(Dataset rows for apps and sites)

◆ ◆ ◆ ◆

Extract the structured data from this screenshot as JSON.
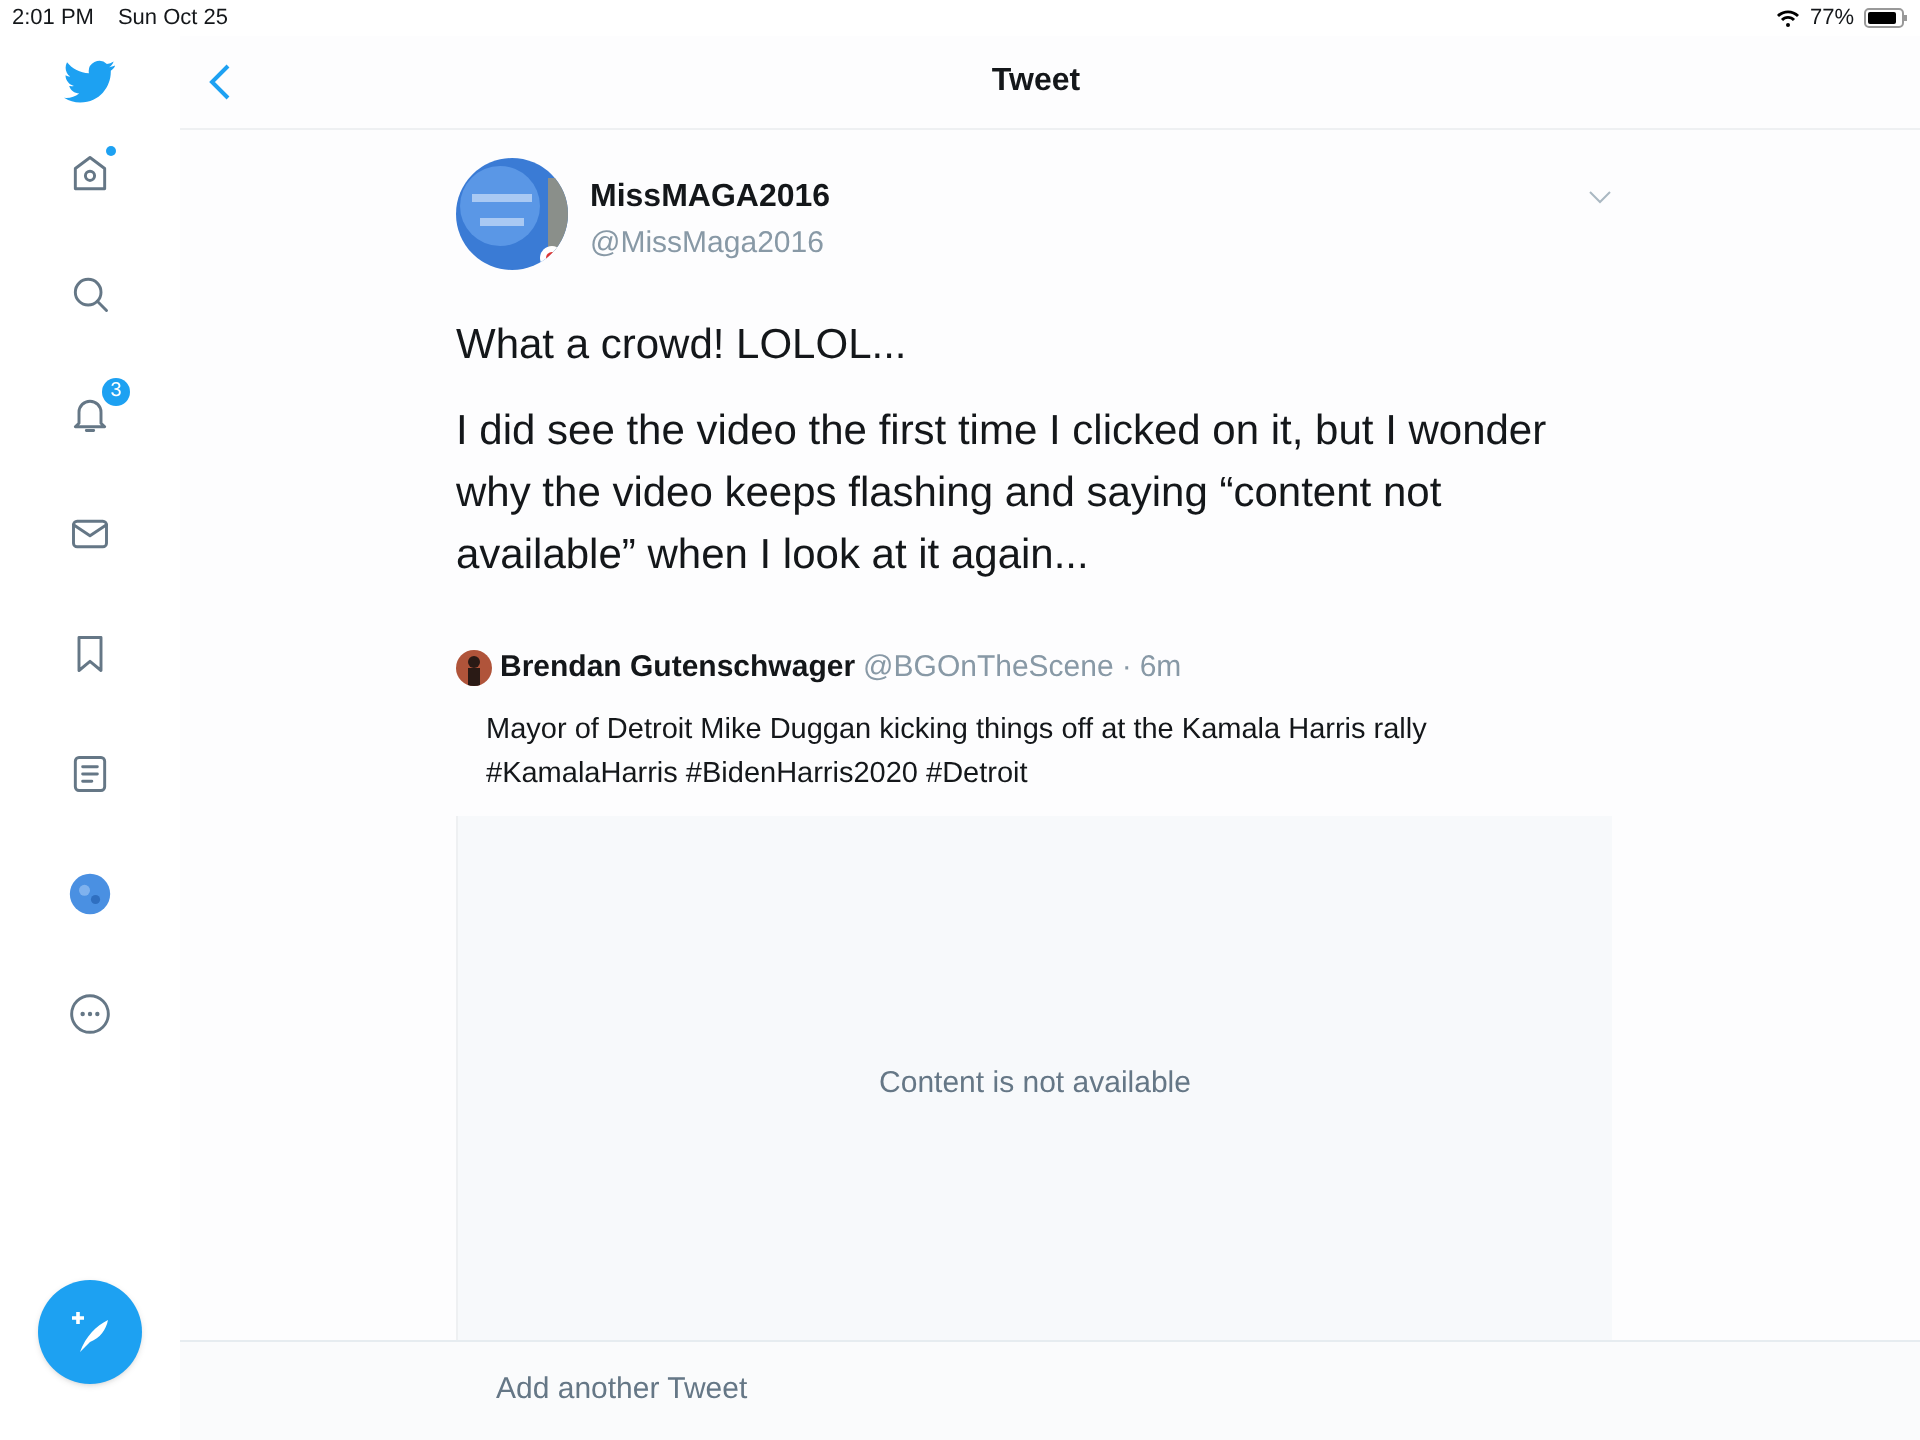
{
  "status_bar": {
    "time": "2:01 PM",
    "date": "Sun Oct 25",
    "battery": "77%"
  },
  "header": {
    "title": "Tweet"
  },
  "sidebar": {
    "items": [
      {
        "kind": "home",
        "dot": true
      },
      {
        "kind": "search",
        "dot": false
      },
      {
        "kind": "notifications",
        "dot": false,
        "badge": "3"
      },
      {
        "kind": "messages",
        "dot": false
      },
      {
        "kind": "bookmarks",
        "dot": false
      },
      {
        "kind": "lists",
        "dot": false
      },
      {
        "kind": "profile",
        "dot": false
      },
      {
        "kind": "more",
        "dot": false
      }
    ]
  },
  "tweet": {
    "author": "MissMAGA2016",
    "handle": "@MissMaga2016",
    "paragraphs": [
      "What a crowd! LOLOL...",
      "I did see the video the first time I clicked on it, but I wonder why the video keeps flashing and saying “content not available” when I look at it again..."
    ],
    "quote": {
      "author": "Brendan Gutenschwager",
      "handle": "@BGOnTheScene",
      "separator": "·",
      "time": "6m",
      "text": "Mayor of Detroit Mike Duggan kicking things off at the Kamala Harris rally #KamalaHarris #BidenHarris2020 #Detroit",
      "media_message": "Content is not available"
    }
  },
  "reply": {
    "placeholder": "Add another Tweet"
  }
}
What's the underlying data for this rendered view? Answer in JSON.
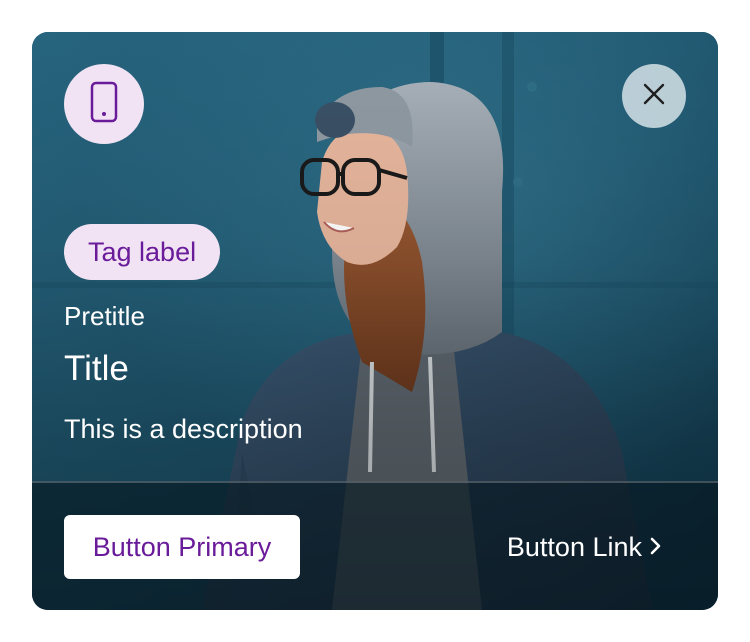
{
  "card": {
    "device_icon": "smartphone-icon",
    "close_icon": "close-icon",
    "tag_label": "Tag label",
    "pretitle": "Pretitle",
    "title": "Title",
    "description": "This is a description",
    "primary_button_label": "Button Primary",
    "link_button_label": "Button Link",
    "link_icon": "chevron-right-icon"
  },
  "colors": {
    "accent": "#6a1b9a",
    "tag_background": "#f1e3f4",
    "photo_background": "#1f5770",
    "text_on_image": "#ffffff"
  }
}
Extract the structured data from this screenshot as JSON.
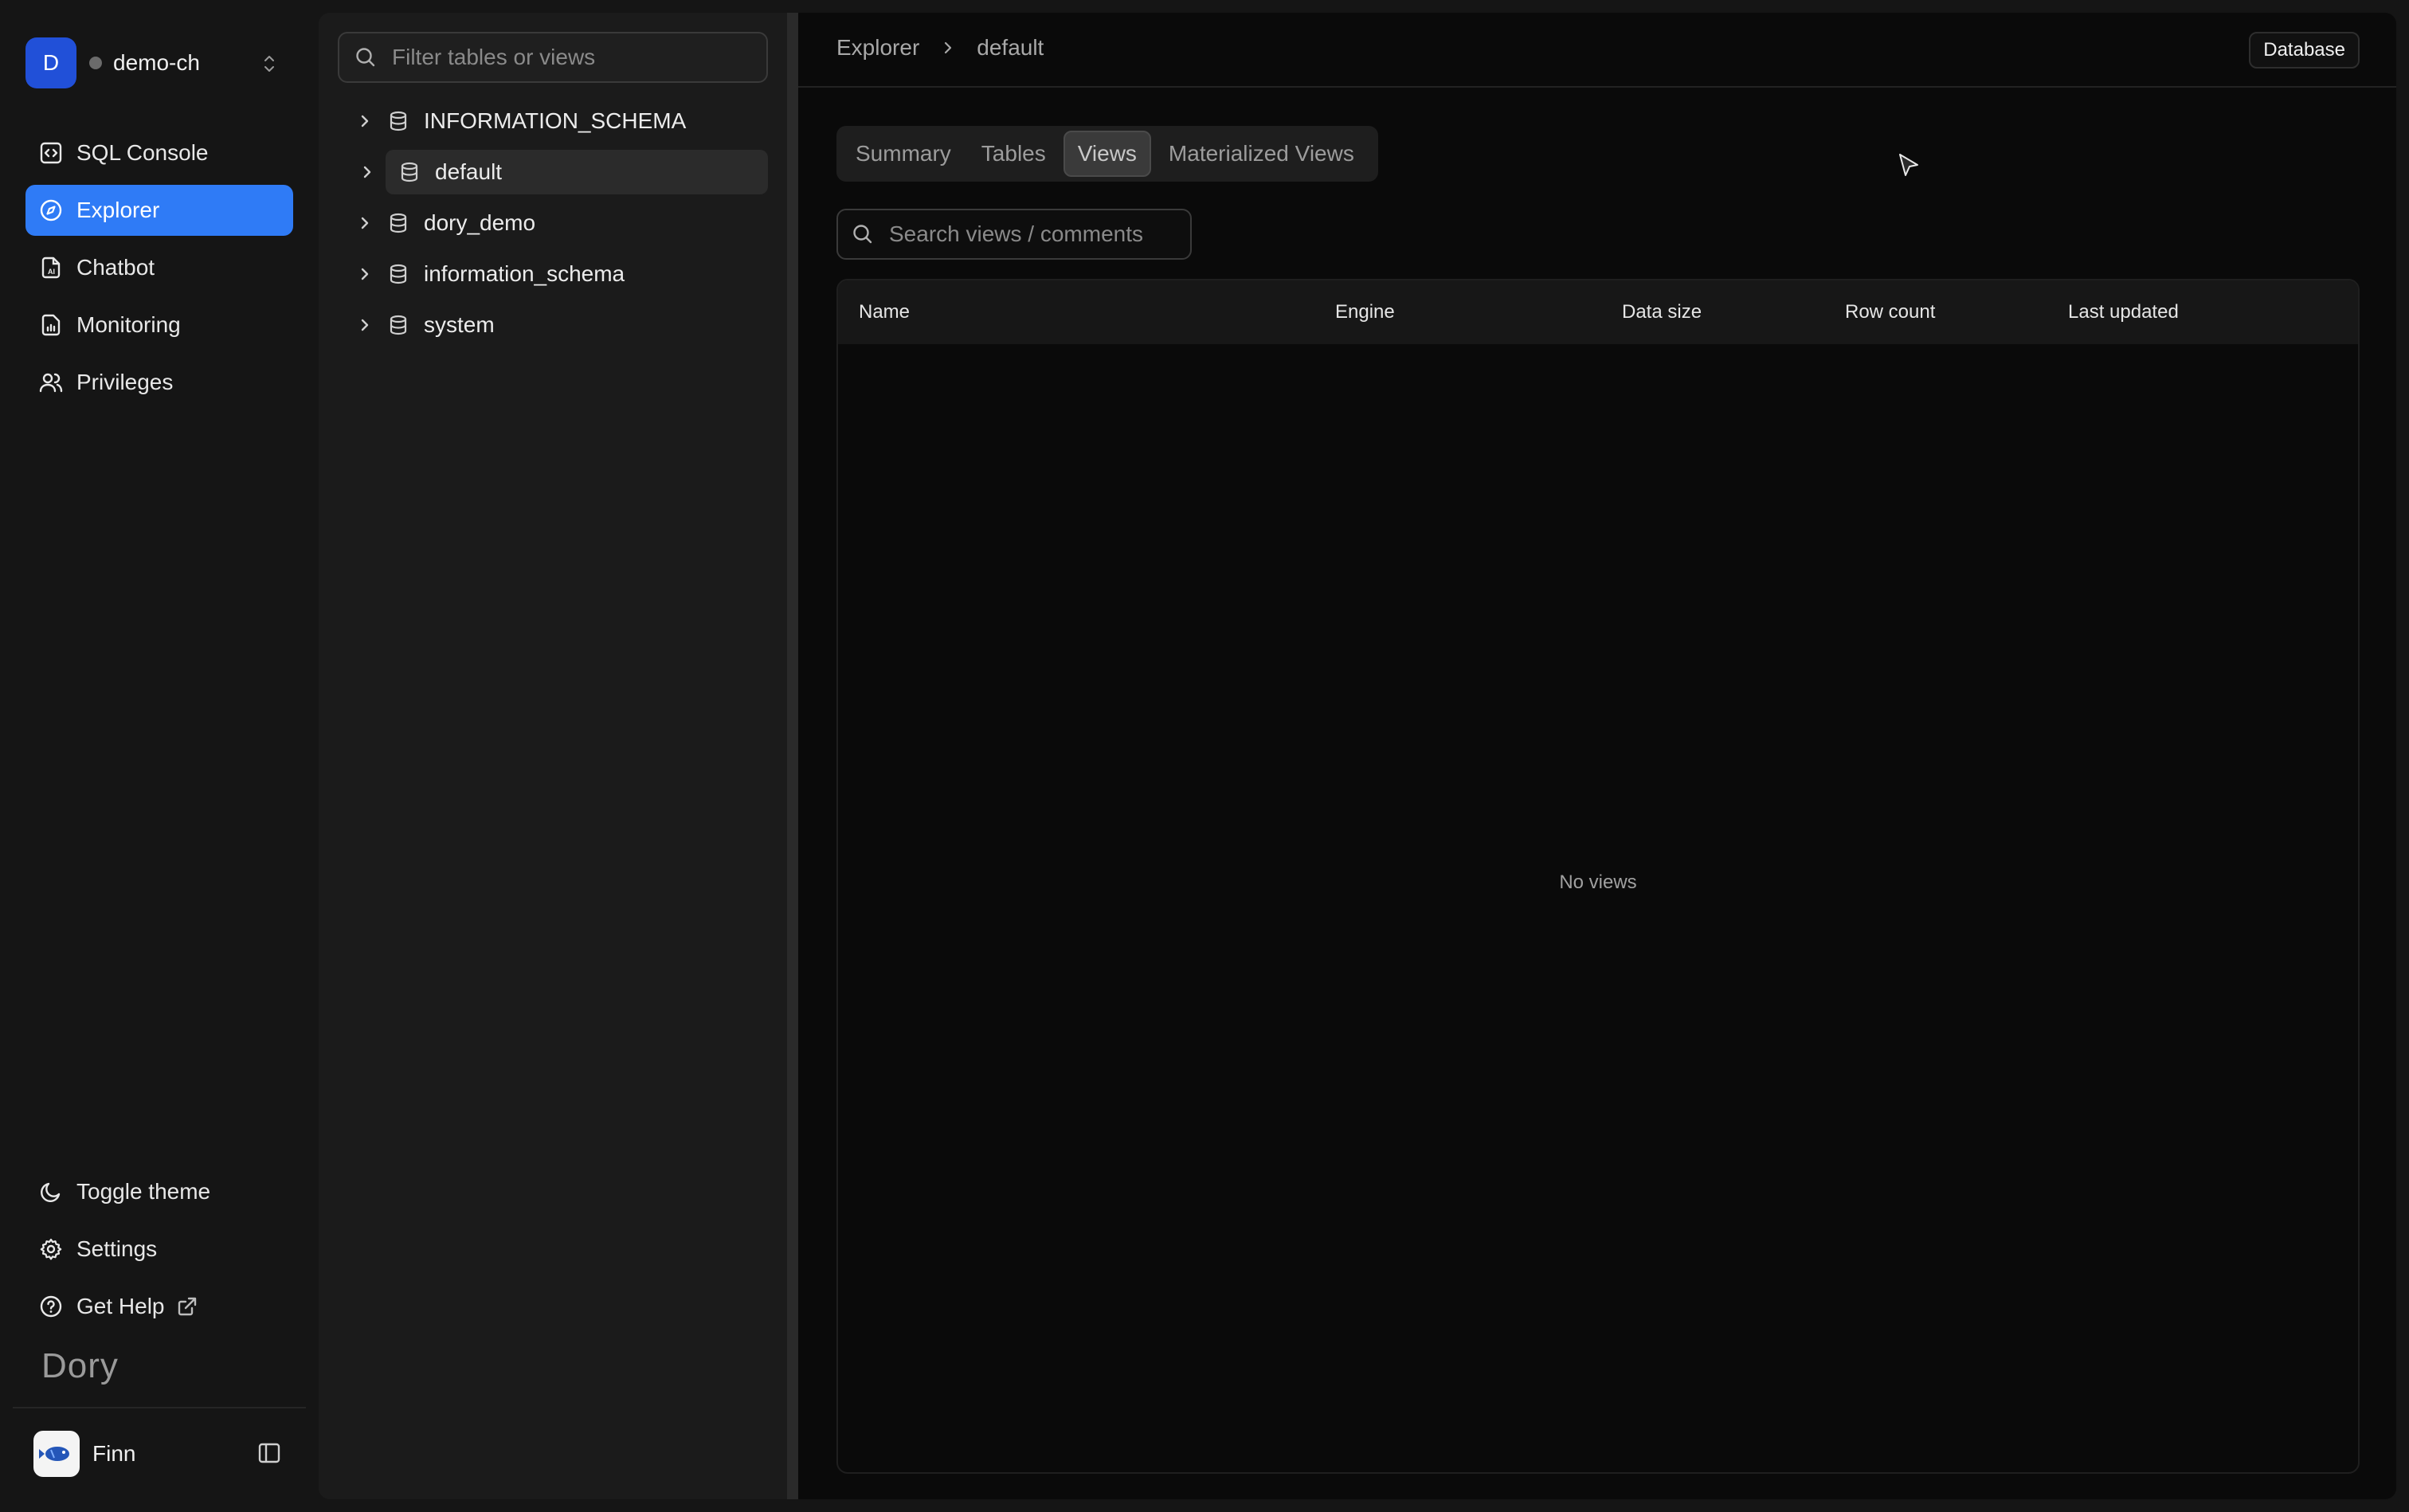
{
  "workspace": {
    "avatar_letter": "D",
    "name": "demo-ch"
  },
  "nav": {
    "items": [
      {
        "label": "SQL Console",
        "icon": "code-square-icon"
      },
      {
        "label": "Explorer",
        "icon": "compass-icon",
        "active": true
      },
      {
        "label": "Chatbot",
        "icon": "file-ai-icon"
      },
      {
        "label": "Monitoring",
        "icon": "chart-file-icon"
      },
      {
        "label": "Privileges",
        "icon": "users-icon"
      }
    ],
    "bottom": [
      {
        "label": "Toggle theme",
        "icon": "moon-icon"
      },
      {
        "label": "Settings",
        "icon": "gear-icon"
      },
      {
        "label": "Get Help",
        "icon": "help-circle-icon"
      }
    ]
  },
  "brand": "Dory",
  "user": {
    "name": "Finn"
  },
  "tree": {
    "filter_placeholder": "Filter tables or views",
    "databases": [
      "INFORMATION_SCHEMA",
      "default",
      "dory_demo",
      "information_schema",
      "system"
    ],
    "selected": "default"
  },
  "breadcrumb": {
    "root": "Explorer",
    "current": "default"
  },
  "badge": "Database",
  "tabs": [
    "Summary",
    "Tables",
    "Views",
    "Materialized Views"
  ],
  "active_tab": "Views",
  "search": {
    "placeholder": "Search views / comments"
  },
  "table": {
    "columns": [
      "Name",
      "Engine",
      "Data size",
      "Row count",
      "Last updated"
    ],
    "empty_text": "No views"
  },
  "colors": {
    "accent": "#2f7bf6",
    "avatar": "#2150d8"
  }
}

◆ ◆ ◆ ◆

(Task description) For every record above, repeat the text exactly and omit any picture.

(Finished task)
Extract the structured data from this screenshot as JSON.
{
  "status_bar": {
    "time": "2:01 PM",
    "date": "Sun Oct 25",
    "battery": "77%"
  },
  "header": {
    "title": "Tweet"
  },
  "sidebar": {
    "items": [
      {
        "kind": "home",
        "dot": true
      },
      {
        "kind": "search",
        "dot": false
      },
      {
        "kind": "notifications",
        "dot": false,
        "badge": "3"
      },
      {
        "kind": "messages",
        "dot": false
      },
      {
        "kind": "bookmarks",
        "dot": false
      },
      {
        "kind": "lists",
        "dot": false
      },
      {
        "kind": "profile",
        "dot": false
      },
      {
        "kind": "more",
        "dot": false
      }
    ]
  },
  "tweet": {
    "author": "MissMAGA2016",
    "handle": "@MissMaga2016",
    "paragraphs": [
      "What a crowd! LOLOL...",
      "I did see the video the first time I clicked on it, but I wonder why the video keeps flashing and saying “content not available” when I look at it again..."
    ],
    "quote": {
      "author": "Brendan Gutenschwager",
      "handle": "@BGOnTheScene",
      "separator": "·",
      "time": "6m",
      "text": "Mayor of Detroit Mike Duggan kicking things off at the Kamala Harris rally #KamalaHarris #BidenHarris2020 #Detroit",
      "media_message": "Content is not available"
    }
  },
  "reply": {
    "placeholder": "Add another Tweet"
  }
}
What's the underlying data for this rendered view? Answer in JSON.
{
  "card": {
    "device_icon": "smartphone-icon",
    "close_icon": "close-icon",
    "tag_label": "Tag label",
    "pretitle": "Pretitle",
    "title": "Title",
    "description": "This is a description",
    "primary_button_label": "Button Primary",
    "link_button_label": "Button Link",
    "link_icon": "chevron-right-icon"
  },
  "colors": {
    "accent": "#6a1b9a",
    "tag_background": "#f1e3f4",
    "photo_background": "#1f5770",
    "text_on_image": "#ffffff"
  }
}
Extract the structured data from this screenshot as JSON.
{
  "workspace": {
    "avatar_letter": "D",
    "name": "demo-ch"
  },
  "nav": {
    "items": [
      {
        "label": "SQL Console",
        "icon": "code-square-icon"
      },
      {
        "label": "Explorer",
        "icon": "compass-icon",
        "active": true
      },
      {
        "label": "Chatbot",
        "icon": "file-ai-icon"
      },
      {
        "label": "Monitoring",
        "icon": "chart-file-icon"
      },
      {
        "label": "Privileges",
        "icon": "users-icon"
      }
    ],
    "bottom": [
      {
        "label": "Toggle theme",
        "icon": "moon-icon"
      },
      {
        "label": "Settings",
        "icon": "gear-icon"
      },
      {
        "label": "Get Help",
        "icon": "help-circle-icon"
      }
    ]
  },
  "brand": "Dory",
  "user": {
    "name": "Finn"
  },
  "tree": {
    "filter_placeholder": "Filter tables or views",
    "databases": [
      "INFORMATION_SCHEMA",
      "default",
      "dory_demo",
      "information_schema",
      "system"
    ],
    "selected": "default"
  },
  "breadcrumb": {
    "root": "Explorer",
    "current": "default"
  },
  "badge": "Database",
  "tabs": [
    "Summary",
    "Tables",
    "Views",
    "Materialized Views"
  ],
  "active_tab": "Views",
  "search": {
    "placeholder": "Search views / comments"
  },
  "table": {
    "columns": [
      "Name",
      "Engine",
      "Data size",
      "Row count",
      "Last updated"
    ],
    "empty_text": "No views"
  },
  "colors": {
    "accent": "#2f7bf6",
    "avatar": "#2150d8"
  }
}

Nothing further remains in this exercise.